Vendredi 14 décembre 2018, 11h-12h, Amphi IP12A

Toward myocardium perfusion from X-ray CT

Clara Jaquet (ESIEE Marne-la-Vallée)

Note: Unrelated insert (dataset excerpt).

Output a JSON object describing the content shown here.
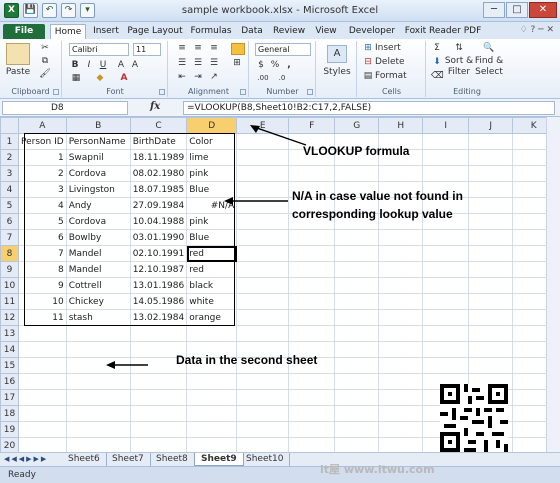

Recent advances in medical image computing have resulted in automated systems that closely assist physicians in patient therapy. Computational and personalized patient models benefit diagnosis, prognosis and treatment planning, with a decreased risk for the patient, as well as potentially lower cost. HeartFlow Inc. is a successful example of a company providing such a service in the cardiovascular context. Based on patient-specific vascular model extracted from X-ray CT images, they identify functionally significant disease in large coronary arteries. Their combined anatomical and functional analysis is nonetheless limited by the image resolution. At the downstream scale, a functional exam called Myocardium Perfusion Imaging (MPI) highlights myocardium regions with blood flow deficit. However, MPI does not functionally relate perfusion to the upstream coronary disease. The goal of our project is to build the functional bridge between coronary and myocardium. To this aim we propose an anatomical and functional extrapolation. We produce an innovative vascular network generation method extending the coronary model down to the microvasculature. In the resulting vascular model, we compute a functional analysis pipeline to simulate flow from large coronaries to the myocardium, and to enable comparison with MPI ground-truth data.

After completing a technological university degree in biology at Creteil, Clara Jaquet obtained the diploma of biomedical engineer from ISBS (Bio-Sciences Institute) in 2015. She worked for one year at HeartFlow Inc, California, before starting a PhD at ESIEE, Université Paris-Est, within the LIGM laboratory, on a research project jointly with the same company.



more…


Contact

Liens